Mobile ride-sharing services, such as Uber, Lyft, and Sidecar, have grown quickly in U.S. cities over the last few years. A 2017 survey found that 30% of Americans in major markets had used such a service.1 In New York City, more than 63,000 cars provide rides though five major ride-sharing apps, almost five times the number of city-licensed yellow-medallion cabs.2
Ride-sharing services can be a cost-effective and convenient transportation method for passengers as well as a way for drivers to earn extra income. However, this quickly growing transportation alternative carries liability issues that have not yet been fully addressed by the insurance industry.
Commercial vs. Personal
Ride-sharing businesses are officially Transportation Network Companies (TNCs) and require commercial insurance coverage. However, most drivers for TNCs use their own cars that are covered by a personal auto policy, which stops protecting the driver or vehicle the moment the driver logs into the ride-sharing service and does not pick up coverage again until he or she signs out.3
The coverage gap between personal auto policies and commercial policies is a concern for both drivers and passengers who use ride-sharing services.
Insurance Issues for Drivers
For insurance purposes, there are three periods of risk for a ride-sharing driver. Before you sign up as a driver, be sure you understand exactly what coverage the ride-sharing service offers for each of these periods.
Period 1: The application is on, and the driver is waiting for a ride request. This period typically involves the most significant coverage gap. Large companies may offer liability coverage with low limits, but they may not offer coverage for uninsured/underinsured motorists or damage to the driver's car. Any coverage may be secondary to your personal coverage, but standard personal coverage will generally not cover any period while you are signed into the ride-sharing app. You may be able to purchase a separate rider to your personal policy to cover this period.4-5
Period 2: Ride request is accepted, but no passenger is in the vehicle.
Period 3: Passenger(s) in vehicle.
These periods are often considered together by state law and by ride-sharing insurance policies. Several larger TNCs offer a $1 million limit on primary liability coverage during these periods. They may also offer coverage for uninsured and underinsured motorists and collision insurance with a deductible for damage to the driver's vehicle. 6-7
Be sure you understand the deductibles and limits of any coverage offered for these periods and whether the coverage is primary or secondary. (Primary coverage pays for covered events before other coverages, up to policy limits, whereas secondary coverage only becomes effective after primary coverage.)
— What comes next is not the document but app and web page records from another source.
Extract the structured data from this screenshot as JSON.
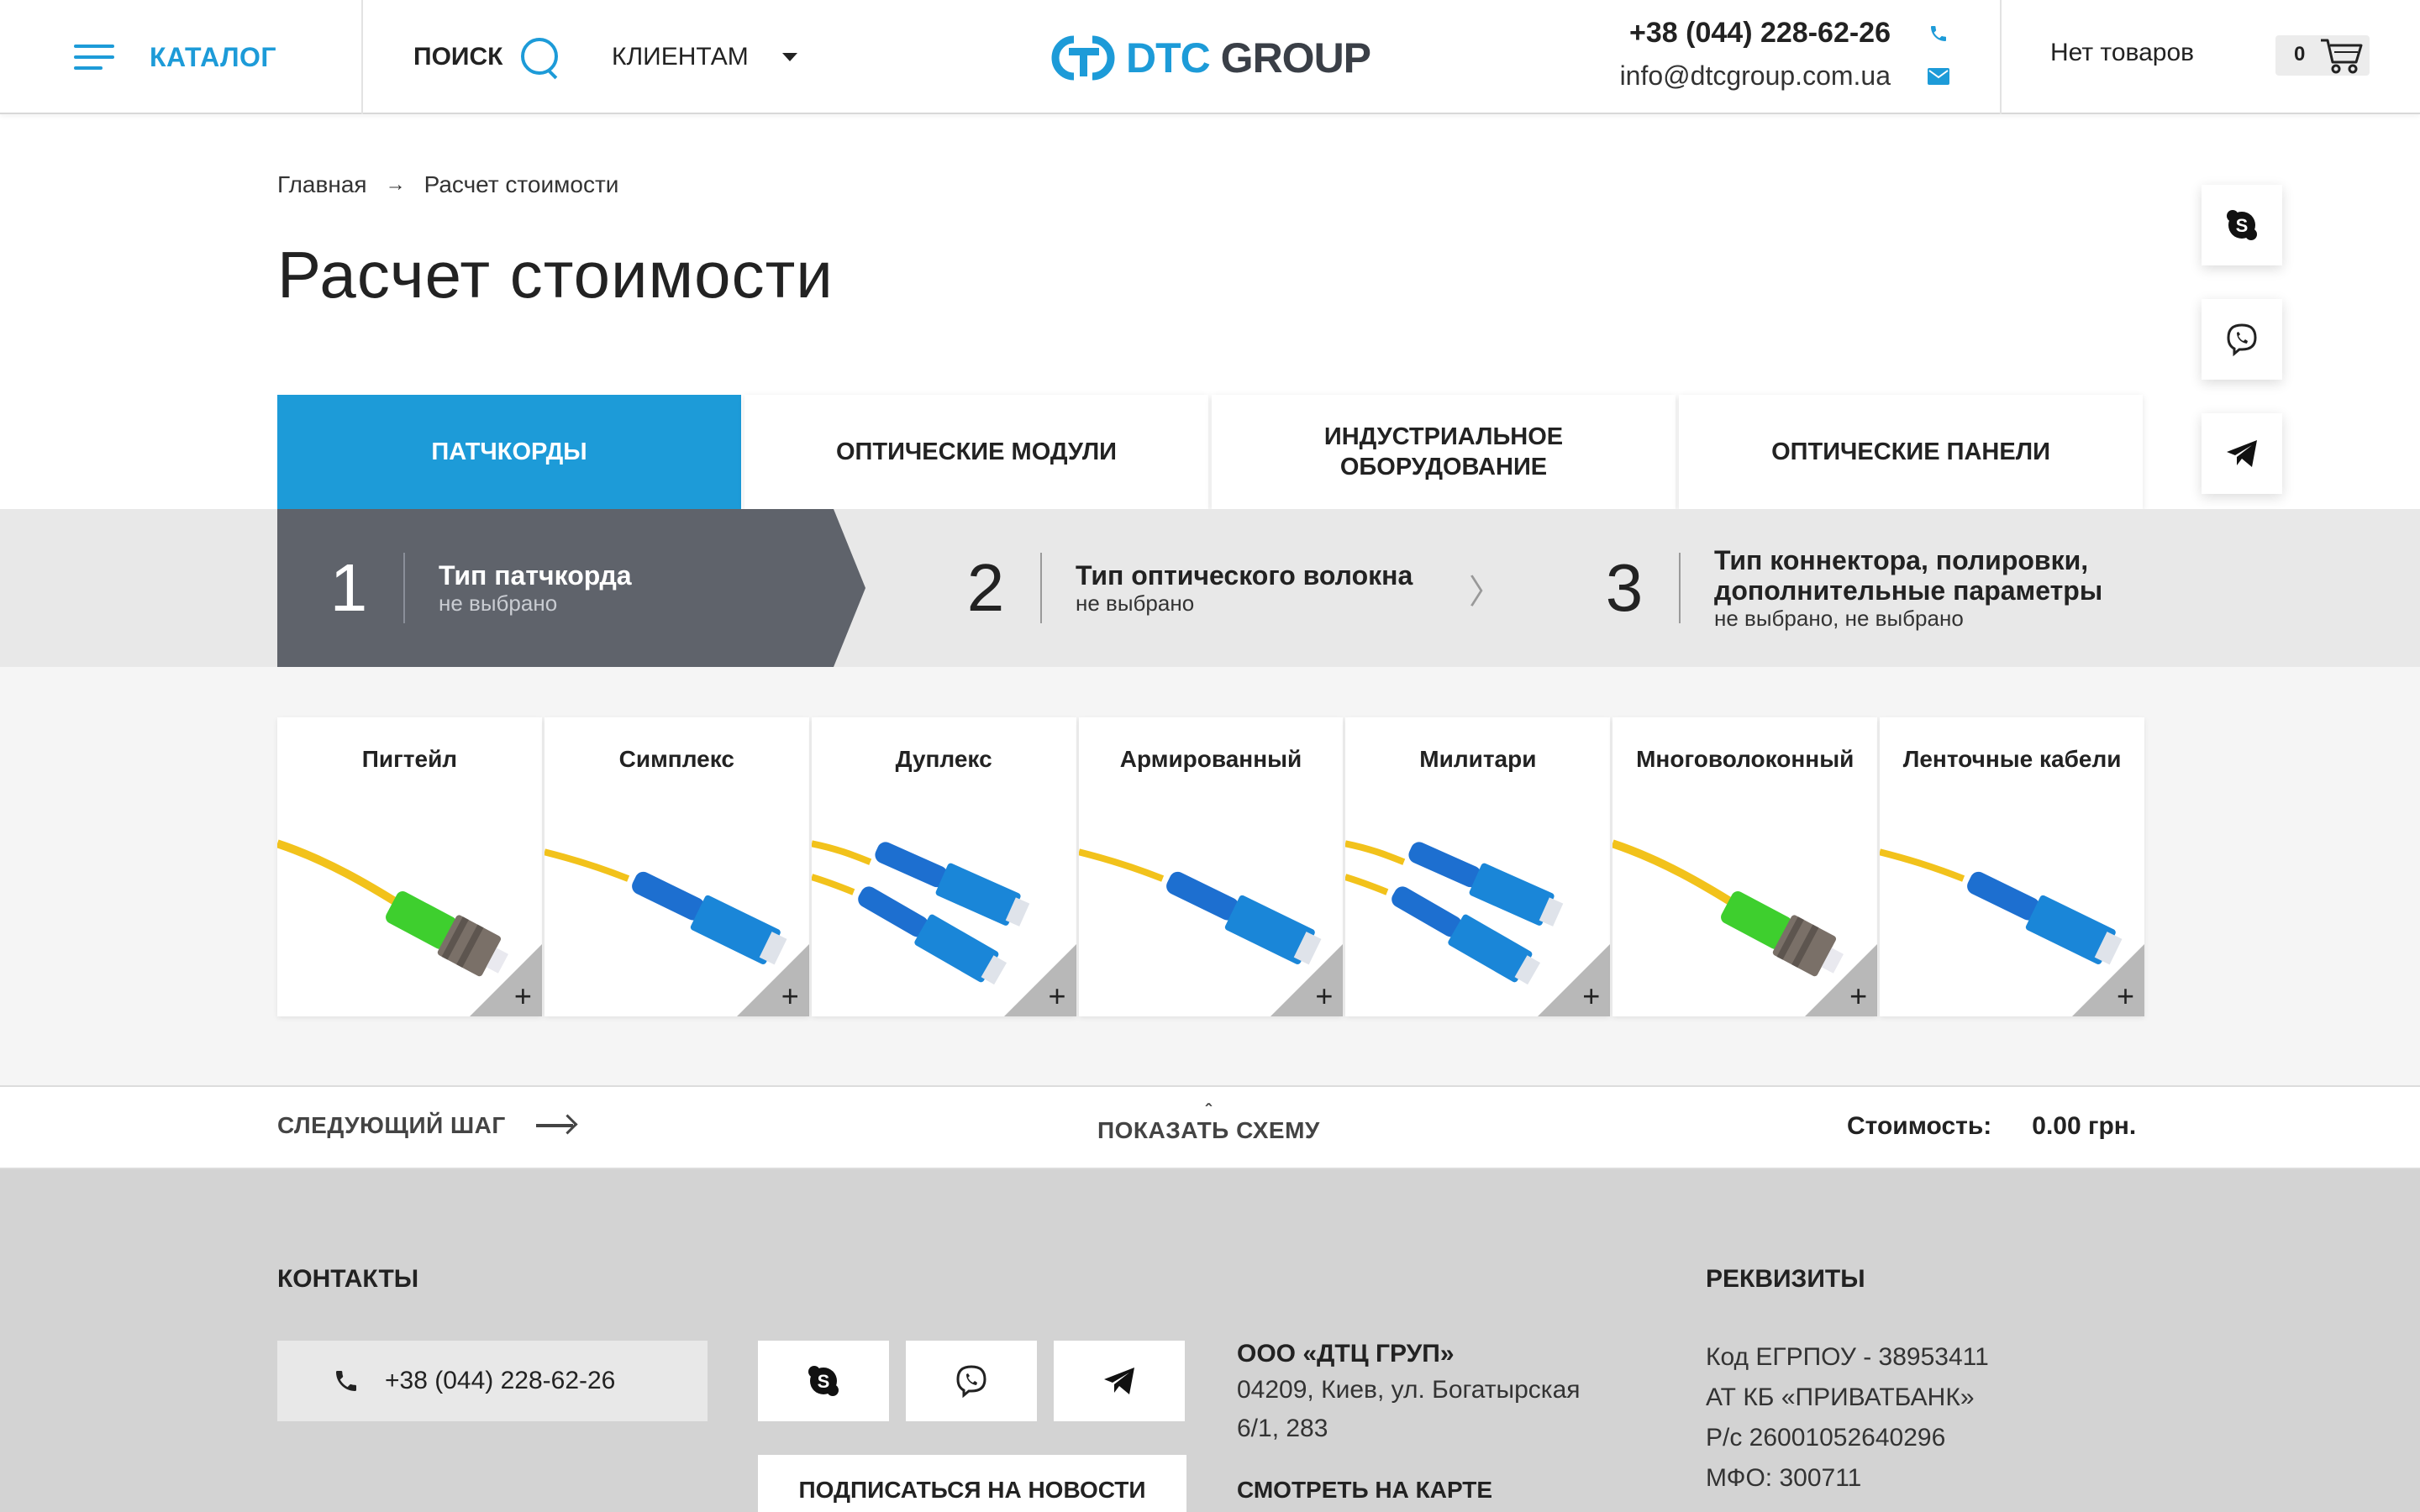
{
  "header": {
    "catalog_label": "КАТАЛОГ",
    "search_label": "ПОИСК",
    "clients_label": "КЛИЕНТАМ",
    "logo_dtc": "DTC",
    "logo_group": "GROUP",
    "phone": "+38 (044) 228-62-26",
    "email": "info@dtcgroup.com.ua",
    "cart_status": "Нет товаров",
    "cart_count": "0"
  },
  "breadcrumb": {
    "home": "Главная",
    "current": "Расчет стоимости"
  },
  "page_title": "Расчет стоимости",
  "social": [
    "skype-icon",
    "viber-icon",
    "telegram-icon"
  ],
  "tabs": [
    {
      "label": "ПАТЧКОРДЫ",
      "active": true
    },
    {
      "label": "ОПТИЧЕСКИЕ МОДУЛИ",
      "active": false
    },
    {
      "label": "ИНДУСТРИАЛЬНОЕ ОБОРУДОВАНИЕ",
      "active": false
    },
    {
      "label": "ОПТИЧЕСКИЕ ПАНЕЛИ",
      "active": false
    }
  ],
  "steps": [
    {
      "num": "1",
      "title": "Тип патчкорда",
      "sub": "не выбрано"
    },
    {
      "num": "2",
      "title": "Тип оптического волокна",
      "sub": "не выбрано"
    },
    {
      "num": "3",
      "title": "Тип коннектора, полировки, дополнительные параметры",
      "sub": "не выбрано, не выбрано"
    }
  ],
  "cards": [
    {
      "title": "Пигтейл",
      "image": "pigtail-green"
    },
    {
      "title": "Симплекс",
      "image": "simplex-blue"
    },
    {
      "title": "Дуплекс",
      "image": "duplex-blue"
    },
    {
      "title": "Армированный",
      "image": "simplex-blue"
    },
    {
      "title": "Милитари",
      "image": "duplex-blue"
    },
    {
      "title": "Многоволоконный",
      "image": "pigtail-green"
    },
    {
      "title": "Ленточные кабели",
      "image": "simplex-blue"
    }
  ],
  "card_plus": "+",
  "bottom_bar": {
    "next_step": "СЛЕДУЮЩИЙ ШАГ",
    "show_scheme": "ПОКАЗАТЬ СХЕМУ",
    "cost_label": "Стоимость:",
    "cost_value": "0.00 грн."
  },
  "footer": {
    "contacts_heading": "КОНТАКТЫ",
    "phone": "+38 (044) 228-62-26",
    "subscribe": "ПОДПИСАТЬСЯ НА НОВОСТИ",
    "company_name": "ООО «ДТЦ ГРУП»",
    "address_line1": "04209, Киев, ул. Богатырская",
    "address_line2": "6/1, 283",
    "map_link": "СМОТРЕТЬ НА КАРТЕ",
    "requisites_heading": "РЕКВИЗИТЫ",
    "requisites": [
      "Код ЕГРПОУ - 38953411",
      "АТ КБ «ПРИВАТБАНК»",
      "Р/с 26001052640296",
      "МФО: 300711"
    ]
  },
  "colors": {
    "accent": "#1d9bd8",
    "step_active": "#5f636b",
    "step_band": "#e8e8e8",
    "footer_bg": "#d3d3d3"
  }
}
Laws and insurance offerings are changing rapidly and vary by state. An insurance professional in your state may be able to help you obtain the latest and most pertinent information about the coverage you'll need.
Considerations for Passengers
Ride-sharing services may be convenient, but there are some important factors to consider before hopping into a stranger's car. Doing a little homework up front could help you have a safe and positive ride-sharing experience.
Safety. Research how your ride-sharing service screens its drivers. What types of background checks do they run before hiring a driver? Is it a one-and-done process, or are drivers screened regularly to account for changes to their criminal histories or driving records?
Payment. It may seem obvious, but you should pay close attention to how much a ride-sharing trip will cost you. Rates will vary depending on the service you use, the length of your trip, and how much demand there is for rides at the time. Fares are usually quoted on the service's mobile app, so you can access that information prior to booking the trip. In some cases, a ride-sharing service might be more cost-effective than using another mode of transportation, but holidays, rush hours, and special events can drive up prices dramatically.
Transactions typically occur through the app, so fares are charged automatically to your credit card. That can be a convenient way to pay, but there are risks associated with keeping your credit-card information on file. Other payment options may also be available.
Insurance. The insurance concerns described above for a driver could affect you if you are injured in an accident while you are a paying passenger. Consider looking into the specifics of the ride-sharing company's coverage, especially if you use a particular service frequently. You can also contact your state's insurance department to find out about insurance requirements for ride-sharing services and how they might affect you as a passenger.
Whether you are a ride-sharing driver or passenger, be sure to discuss any coverage concerns with your insurance representative.
1) Business Insider, March 31, 2017
2) The New York Times, September 10, 2017
3, 5, 7) International Risk Management Institute, 2017
4, 6) National Association of Insurance Commissioners, 2019
This information is not intended as tax, legal, investment, or retirement advice or recommendations, and it may not be relied on for the purpose of avoiding any federal tax penalties. You are encouraged to seek advice from an independent professional advisor. The content is derived from sources believed to be accurate. Neither the information presented nor any opinion expressed constitutes a solicitation for the purchase or sale of any security. This material was written and prepared by Broadridge Advisor Solutions. © 2019 Broadridge Investor Communication Solutions, Inc.